Give the data again in its entirety, exactly as provided.

INPUT DATA →

:::::

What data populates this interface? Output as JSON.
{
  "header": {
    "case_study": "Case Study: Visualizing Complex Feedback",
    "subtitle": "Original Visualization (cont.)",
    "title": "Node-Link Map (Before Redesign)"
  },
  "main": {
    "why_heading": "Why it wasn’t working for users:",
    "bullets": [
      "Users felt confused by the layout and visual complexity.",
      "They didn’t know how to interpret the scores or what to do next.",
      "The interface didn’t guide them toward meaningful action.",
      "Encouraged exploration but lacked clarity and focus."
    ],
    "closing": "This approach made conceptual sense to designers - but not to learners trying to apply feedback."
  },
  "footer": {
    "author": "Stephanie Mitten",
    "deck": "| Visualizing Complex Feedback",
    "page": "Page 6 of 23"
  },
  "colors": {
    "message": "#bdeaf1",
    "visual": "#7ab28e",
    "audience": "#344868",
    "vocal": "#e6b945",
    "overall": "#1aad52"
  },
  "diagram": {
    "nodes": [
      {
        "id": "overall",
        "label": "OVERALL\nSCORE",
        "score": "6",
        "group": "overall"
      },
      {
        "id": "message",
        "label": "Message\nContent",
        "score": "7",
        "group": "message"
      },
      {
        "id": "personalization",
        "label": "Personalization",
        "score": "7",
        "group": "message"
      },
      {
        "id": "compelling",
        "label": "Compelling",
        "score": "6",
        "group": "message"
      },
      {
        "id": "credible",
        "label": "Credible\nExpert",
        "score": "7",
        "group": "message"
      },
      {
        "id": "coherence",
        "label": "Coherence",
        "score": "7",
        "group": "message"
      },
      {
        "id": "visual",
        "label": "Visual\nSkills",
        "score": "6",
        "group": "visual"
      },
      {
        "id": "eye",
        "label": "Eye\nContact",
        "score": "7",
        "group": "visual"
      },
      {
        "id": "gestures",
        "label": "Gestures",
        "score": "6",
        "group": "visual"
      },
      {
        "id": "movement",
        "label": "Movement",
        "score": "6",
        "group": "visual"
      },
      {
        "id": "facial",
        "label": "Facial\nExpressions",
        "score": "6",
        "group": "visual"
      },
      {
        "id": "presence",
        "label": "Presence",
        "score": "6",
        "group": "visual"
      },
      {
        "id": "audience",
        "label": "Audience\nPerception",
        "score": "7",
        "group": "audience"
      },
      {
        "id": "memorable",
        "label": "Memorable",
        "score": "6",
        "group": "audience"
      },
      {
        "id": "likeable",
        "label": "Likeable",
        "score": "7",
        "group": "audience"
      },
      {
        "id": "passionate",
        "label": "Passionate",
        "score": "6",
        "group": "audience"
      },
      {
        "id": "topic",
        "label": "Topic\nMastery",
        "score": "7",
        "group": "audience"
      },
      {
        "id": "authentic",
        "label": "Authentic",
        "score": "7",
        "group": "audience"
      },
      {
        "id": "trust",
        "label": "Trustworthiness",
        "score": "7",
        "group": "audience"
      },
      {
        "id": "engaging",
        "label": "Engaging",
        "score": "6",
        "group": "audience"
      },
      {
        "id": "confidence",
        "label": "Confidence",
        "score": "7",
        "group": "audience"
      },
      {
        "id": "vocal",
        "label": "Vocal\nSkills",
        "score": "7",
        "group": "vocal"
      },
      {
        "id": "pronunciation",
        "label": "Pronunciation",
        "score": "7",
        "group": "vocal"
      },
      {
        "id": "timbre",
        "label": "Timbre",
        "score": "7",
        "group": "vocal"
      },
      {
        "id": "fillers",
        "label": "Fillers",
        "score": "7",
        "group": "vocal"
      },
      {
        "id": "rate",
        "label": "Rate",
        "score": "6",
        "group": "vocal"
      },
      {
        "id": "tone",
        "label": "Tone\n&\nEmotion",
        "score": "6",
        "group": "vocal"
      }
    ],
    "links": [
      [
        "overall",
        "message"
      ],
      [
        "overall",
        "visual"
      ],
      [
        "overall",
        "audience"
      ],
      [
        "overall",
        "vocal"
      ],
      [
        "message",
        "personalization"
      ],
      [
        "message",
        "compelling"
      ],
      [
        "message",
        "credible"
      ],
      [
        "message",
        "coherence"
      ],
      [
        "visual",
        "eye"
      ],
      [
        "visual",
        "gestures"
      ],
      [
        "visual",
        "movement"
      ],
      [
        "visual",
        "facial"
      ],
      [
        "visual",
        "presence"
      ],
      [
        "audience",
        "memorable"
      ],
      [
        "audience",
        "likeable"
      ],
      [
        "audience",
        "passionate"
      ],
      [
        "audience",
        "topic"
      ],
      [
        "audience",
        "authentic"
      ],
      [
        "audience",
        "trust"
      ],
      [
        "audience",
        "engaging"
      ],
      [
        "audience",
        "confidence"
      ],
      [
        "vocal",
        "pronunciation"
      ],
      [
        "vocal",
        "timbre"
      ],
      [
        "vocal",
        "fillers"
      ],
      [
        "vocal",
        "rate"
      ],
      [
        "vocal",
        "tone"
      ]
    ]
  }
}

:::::

ANSWER BOX →
What data populates this interface? Output as JSON.
{
  "header": {
    "case_study": "Case Study: Visualizing Complex Feedback",
    "subtitle": "Original Visualization (cont.)",
    "title": "Node-Link Map (Before Redesign)"
  },
  "main": {
    "why_heading": "Why it wasn’t working for users:",
    "bullets": [
      "Users felt confused by the layout and visual complexity.",
      "They didn’t know how to interpret the scores or what to do next.",
      "The interface didn’t guide them toward meaningful action.",
      "Encouraged exploration but lacked clarity and focus."
    ],
    "closing": "This approach made conceptual sense to designers - but not to learners trying to apply feedback."
  },
  "footer": {
    "author": "Stephanie Mitten",
    "deck": "| Visualizing Complex Feedback",
    "page": "Page 6 of 23"
  },
  "colors": {
    "message": "#bdeaf1",
    "visual": "#7ab28e",
    "audience": "#344868",
    "vocal": "#e6b945",
    "overall": "#1aad52"
  },
  "diagram": {
    "nodes": [
      {
        "id": "overall",
        "label": "OVERALL\nSCORE",
        "score": "6",
        "group": "overall"
      },
      {
        "id": "message",
        "label": "Message\nContent",
        "score": "7",
        "group": "message"
      },
      {
        "id": "personalization",
        "label": "Personalization",
        "score": "7",
        "group": "message"
      },
      {
        "id": "compelling",
        "label": "Compelling",
        "score": "6",
        "group": "message"
      },
      {
        "id": "credible",
        "label": "Credible\nExpert",
        "score": "7",
        "group": "message"
      },
      {
        "id": "coherence",
        "label": "Coherence",
        "score": "7",
        "group": "message"
      },
      {
        "id": "visual",
        "label": "Visual\nSkills",
        "score": "6",
        "group": "visual"
      },
      {
        "id": "eye",
        "label": "Eye\nContact",
        "score": "7",
        "group": "visual"
      },
      {
        "id": "gestures",
        "label": "Gestures",
        "score": "6",
        "group": "visual"
      },
      {
        "id": "movement",
        "label": "Movement",
        "score": "6",
        "group": "visual"
      },
      {
        "id": "facial",
        "label": "Facial\nExpressions",
        "score": "6",
        "group": "visual"
      },
      {
        "id": "presence",
        "label": "Presence",
        "score": "6",
        "group": "visual"
      },
      {
        "id": "audience",
        "label": "Audience\nPerception",
        "score": "7",
        "group": "audience"
      },
      {
        "id": "memorable",
        "label": "Memorable",
        "score": "6",
        "group": "audience"
      },
      {
        "id": "likeable",
        "label": "Likeable",
        "score": "7",
        "group": "audience"
      },
      {
        "id": "passionate",
        "label": "Passionate",
        "score": "6",
        "group": "audience"
      },
      {
        "id": "topic",
        "label": "Topic\nMastery",
        "score": "7",
        "group": "audience"
      },
      {
        "id": "authentic",
        "label": "Authentic",
        "score": "7",
        "group": "audience"
      },
      {
        "id": "trust",
        "label": "Trustworthiness",
        "score": "7",
        "group": "audience"
      },
      {
        "id": "engaging",
        "label": "Engaging",
        "score": "6",
        "group": "audience"
      },
      {
        "id": "confidence",
        "label": "Confidence",
        "score": "7",
        "group": "audience"
      },
      {
        "id": "vocal",
        "label": "Vocal\nSkills",
        "score": "7",
        "group": "vocal"
      },
      {
        "id": "pronunciation",
        "label": "Pronunciation",
        "score": "7",
        "group": "vocal"
      },
      {
        "id": "timbre",
        "label": "Timbre",
        "score": "7",
        "group": "vocal"
      },
      {
        "id": "fillers",
        "label": "Fillers",
        "score": "7",
        "group": "vocal"
      },
      {
        "id": "rate",
        "label": "Rate",
        "score": "6",
        "group": "vocal"
      },
      {
        "id": "tone",
        "label": "Tone\n&\nEmotion",
        "score": "6",
        "group": "vocal"
      }
    ],
    "links": [
      [
        "overall",
        "message"
      ],
      [
        "overall",
        "visual"
      ],
      [
        "overall",
        "audience"
      ],
      [
        "overall",
        "vocal"
      ],
      [
        "message",
        "personalization"
      ],
      [
        "message",
        "compelling"
      ],
      [
        "message",
        "credible"
      ],
      [
        "message",
        "coherence"
      ],
      [
        "visual",
        "eye"
      ],
      [
        "visual",
        "gestures"
      ],
      [
        "visual",
        "movement"
      ],
      [
        "visual",
        "facial"
      ],
      [
        "visual",
        "presence"
      ],
      [
        "audience",
        "memorable"
      ],
      [
        "audience",
        "likeable"
      ],
      [
        "audience",
        "passionate"
      ],
      [
        "audience",
        "topic"
      ],
      [
        "audience",
        "authentic"
      ],
      [
        "audience",
        "trust"
      ],
      [
        "audience",
        "engaging"
      ],
      [
        "audience",
        "confidence"
      ],
      [
        "vocal",
        "pronunciation"
      ],
      [
        "vocal",
        "timbre"
      ],
      [
        "vocal",
        "fillers"
      ],
      [
        "vocal",
        "rate"
      ],
      [
        "vocal",
        "tone"
      ]
    ]
  }
}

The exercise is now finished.